It is certain that there is a stronger feeling now than ever before, in Congressional circles, that Americans have no business on belligerent ships and are not entitled to sympathy of protection. One of the leading Republicans in the Senate, a pronounced pro-Ally, emphasized his words strongly in saying, “It seems to me, under the circumstances, any person taking passage on an armed merchantman must do so at his own peril.”

* * * *

On Saturday the German Ambassador handed the State Department a note from his government setting forth its reasons for deporting those Belgians […]

The note disposes summarily of the pathetic version of the Allied presses that men are torn from the bosom of their families and carried into German slavery. Not only is England responsible for the idleness of 1,560,000 Belgians because of her refusal to admit raw material into this most highly industrialized country in Europe, but she is insidiously promoting her own commercial interests by destroying the army of trained factory operatives which has enabled Belgium to develop her industries to the eminent degree reached before the war.

The note confirms statements from other sources that thousands of Belgians were glad to go to Germany and accept work, and that the measures adopted by General Bissing were taken on the advice and in co-operation with prominent Belgians.

The men so employed are at liberty to take their families with them or to visit them at intervals, as well as to correspond with their friends and relatives. It is to be regretted that the German Government did not call attention to the fact that the Federal Government during the Civil War deported the population of three whole counties in Missouri because of military expediency without any guaranty of high wages elsewhere, or to the appalling order of England which scattered thousands of Acadian peace-loving peasants to the four winds of heaven, as graphically related in Longfellow's “Evangeline.”


[Arthur James (Lord) Balfour, left, became Britain's Foreign Minister in Dec. 1916, succeeding Sir Earl Grey, under Prime Minister David Lloyd George. He remained in that office until October 1919. -cy]

Page 10


Editorial, Jan. 31, 1917

GREAT BRITAIN'S postscript to the Allied note, signed by Mr. Balfour, was timed to appear simultaneously with the announcement of the new British loan. We must read it in the light of a prospectus written by an exuberant promoter. Mr. Balfour knows that the terms he outlines in order to befuddle the American investor could not be discussed seriously outside of Bedlam, but he nevertheless hopes to enrope the innocent lambs gamboling in Wall Street with the kind assistance of Mr. J. Pierpont Morgan. We have no sympathy for the American who comes to harm in the Allied loan. For, as Mr. Ernst Hans Neufeld, writing in our sprightly contemporary, The Irish World, points out, the investment in which England invites our participation is an investment in slaughter.
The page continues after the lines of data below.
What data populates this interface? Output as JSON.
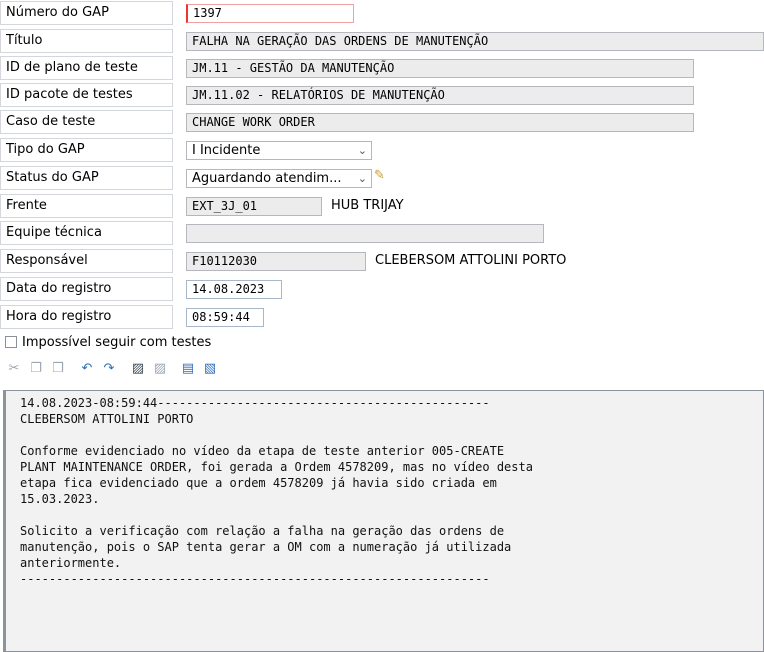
{
  "fields": {
    "numero_gap": {
      "label": "Número do GAP",
      "value": "1397"
    },
    "titulo": {
      "label": "Título",
      "value": "FALHA NA GERAÇÃO DAS ORDENS DE MANUTENÇÃO"
    },
    "id_plano": {
      "label": "ID de plano de teste",
      "value": "JM.11 - GESTÃO DA MANUTENÇÃO"
    },
    "id_pacote": {
      "label": "ID pacote de testes",
      "value": "JM.11.02 - RELATÓRIOS DE MANUTENÇÃO"
    },
    "caso_teste": {
      "label": "Caso de teste",
      "value": "CHANGE WORK ORDER"
    },
    "tipo_gap": {
      "label": "Tipo do GAP",
      "value": "I Incidente"
    },
    "status_gap": {
      "label": "Status do GAP",
      "value": "Aguardando atendim..."
    },
    "frente": {
      "label": "Frente",
      "value": "EXT_3J_01",
      "text": "HUB TRIJAY"
    },
    "equipe": {
      "label": "Equipe técnica",
      "value": ""
    },
    "responsavel": {
      "label": "Responsável",
      "value": "F10112030",
      "text": "CLEBERSOM ATTOLINI PORTO"
    },
    "data_registro": {
      "label": "Data do registro",
      "value": "14.08.2023"
    },
    "hora_registro": {
      "label": "Hora do registro",
      "value": "08:59:44"
    }
  },
  "checkbox": {
    "label": "Impossível seguir com testes",
    "checked": false
  },
  "toolbar": {
    "icons": [
      "cut-icon",
      "copy-icon",
      "paste-icon",
      "undo-icon",
      "redo-icon",
      "find-icon",
      "find-next-icon",
      "load-file-icon",
      "save-file-icon"
    ]
  },
  "editor": {
    "text": "14.08.2023-08:59:44----------------------------------------------\nCLEBERSOM ATTOLINI PORTO\n\nConforme evidenciado no vídeo da etapa de teste anterior 005-CREATE\nPLANT MAINTENANCE ORDER, foi gerada a Ordem 4578209, mas no vídeo desta\netapa fica evidenciado que a ordem 4578209 já havia sido criada em\n15.03.2023.\n\nSolicito a verificação com relação a falha na geração das ordens de\nmanutenção, pois o SAP tenta gerar a OM com a numeração já utilizada\nanteriormente.\n-----------------------------------------------------------------"
  }
}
The fact that Great Britain, with free access to all the markets of the world, must pay over six per cent for her loans, even if secured by collateral, whereas Germany, borrowing without security except the general credit of the German Empire, pays only a shade more than five per cent, clearly proves that the British Empire is insolvent. [...]

Mr. Balfour's note […] was addressed to all other innocents abroad and at home who believe that the cause of the Allies is just. We could agree with many of his abstractly noble contentions, if we could only forget our elementary course in British history. […] England has always been, and still is, a criminal nation. She wastes the substance and the blood of others. She violates every treaty under the sun. She treads underfoot, not one, but all smaller nations. We who have seen her maltreatment of Ireland and India, not to speak of the more recent violation of Greece and Persia, refuse to swallow sanctimonious phrases addressed by the British Government to the President of the United States.


In view of the military situation, in view of the fact that the Allies have lost every battle on every front, in view of the German raiders over and under the sea, who are at last giving the vampire of the world a dose of her own medicine, the conditions laid down by Mr. Balfour are childish, if intended to deceive the world; mad, if the author, contrary to the dictates of common sense and the evidence of events is actually deceiving himself.